• _Provided information_
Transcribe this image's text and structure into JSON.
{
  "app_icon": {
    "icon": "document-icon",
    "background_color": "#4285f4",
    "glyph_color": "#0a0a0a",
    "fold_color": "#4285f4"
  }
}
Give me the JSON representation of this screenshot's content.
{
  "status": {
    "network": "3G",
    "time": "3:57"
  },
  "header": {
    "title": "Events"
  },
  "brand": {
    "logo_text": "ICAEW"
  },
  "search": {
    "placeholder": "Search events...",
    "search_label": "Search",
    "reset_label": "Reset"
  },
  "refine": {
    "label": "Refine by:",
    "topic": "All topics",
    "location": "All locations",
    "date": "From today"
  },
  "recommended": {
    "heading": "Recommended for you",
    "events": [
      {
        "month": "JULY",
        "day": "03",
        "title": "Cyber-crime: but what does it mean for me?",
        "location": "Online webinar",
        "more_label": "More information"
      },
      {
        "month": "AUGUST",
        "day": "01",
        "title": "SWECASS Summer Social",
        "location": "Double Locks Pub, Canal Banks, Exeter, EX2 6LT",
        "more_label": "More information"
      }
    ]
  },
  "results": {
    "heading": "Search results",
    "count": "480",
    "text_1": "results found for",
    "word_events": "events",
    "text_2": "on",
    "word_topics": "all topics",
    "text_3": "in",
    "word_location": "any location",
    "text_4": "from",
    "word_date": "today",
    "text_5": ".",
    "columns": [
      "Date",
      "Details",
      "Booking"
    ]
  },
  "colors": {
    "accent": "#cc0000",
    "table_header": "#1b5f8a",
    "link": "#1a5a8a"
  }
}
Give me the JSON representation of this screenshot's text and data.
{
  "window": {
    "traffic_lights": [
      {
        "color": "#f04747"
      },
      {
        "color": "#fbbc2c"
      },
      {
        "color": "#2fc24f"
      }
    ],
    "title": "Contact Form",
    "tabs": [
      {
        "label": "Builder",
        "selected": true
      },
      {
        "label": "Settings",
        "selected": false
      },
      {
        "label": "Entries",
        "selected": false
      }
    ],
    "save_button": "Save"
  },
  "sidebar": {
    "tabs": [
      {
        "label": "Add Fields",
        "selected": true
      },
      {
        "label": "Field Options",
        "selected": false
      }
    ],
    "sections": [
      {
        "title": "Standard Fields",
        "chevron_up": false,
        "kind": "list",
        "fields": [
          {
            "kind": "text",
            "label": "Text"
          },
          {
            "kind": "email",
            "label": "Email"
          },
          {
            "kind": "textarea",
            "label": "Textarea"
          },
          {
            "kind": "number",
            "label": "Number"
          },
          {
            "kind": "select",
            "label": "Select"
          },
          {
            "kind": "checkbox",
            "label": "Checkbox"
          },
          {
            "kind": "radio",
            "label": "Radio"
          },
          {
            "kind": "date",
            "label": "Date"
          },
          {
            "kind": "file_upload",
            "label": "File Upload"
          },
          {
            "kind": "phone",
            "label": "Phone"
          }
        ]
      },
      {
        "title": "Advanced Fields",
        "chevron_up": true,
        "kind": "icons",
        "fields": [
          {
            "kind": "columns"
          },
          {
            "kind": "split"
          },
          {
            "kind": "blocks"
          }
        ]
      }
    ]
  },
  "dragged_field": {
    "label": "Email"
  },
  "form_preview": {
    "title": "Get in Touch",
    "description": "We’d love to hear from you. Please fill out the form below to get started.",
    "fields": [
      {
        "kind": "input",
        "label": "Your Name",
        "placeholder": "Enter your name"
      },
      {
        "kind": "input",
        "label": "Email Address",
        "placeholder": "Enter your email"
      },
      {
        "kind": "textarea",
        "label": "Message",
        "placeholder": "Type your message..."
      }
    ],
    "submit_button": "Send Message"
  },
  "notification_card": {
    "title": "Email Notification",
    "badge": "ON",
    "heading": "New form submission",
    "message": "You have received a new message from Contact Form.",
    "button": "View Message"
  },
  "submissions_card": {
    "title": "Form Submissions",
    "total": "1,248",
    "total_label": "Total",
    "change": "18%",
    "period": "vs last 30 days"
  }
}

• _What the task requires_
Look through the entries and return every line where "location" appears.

• _Exercise response_
    "location": "All locations",
        "location": "Online webinar",
        "location": "Double Locks Pub, Canal Banks, Exeter, EX2 6LT",
    "word_location": "any location",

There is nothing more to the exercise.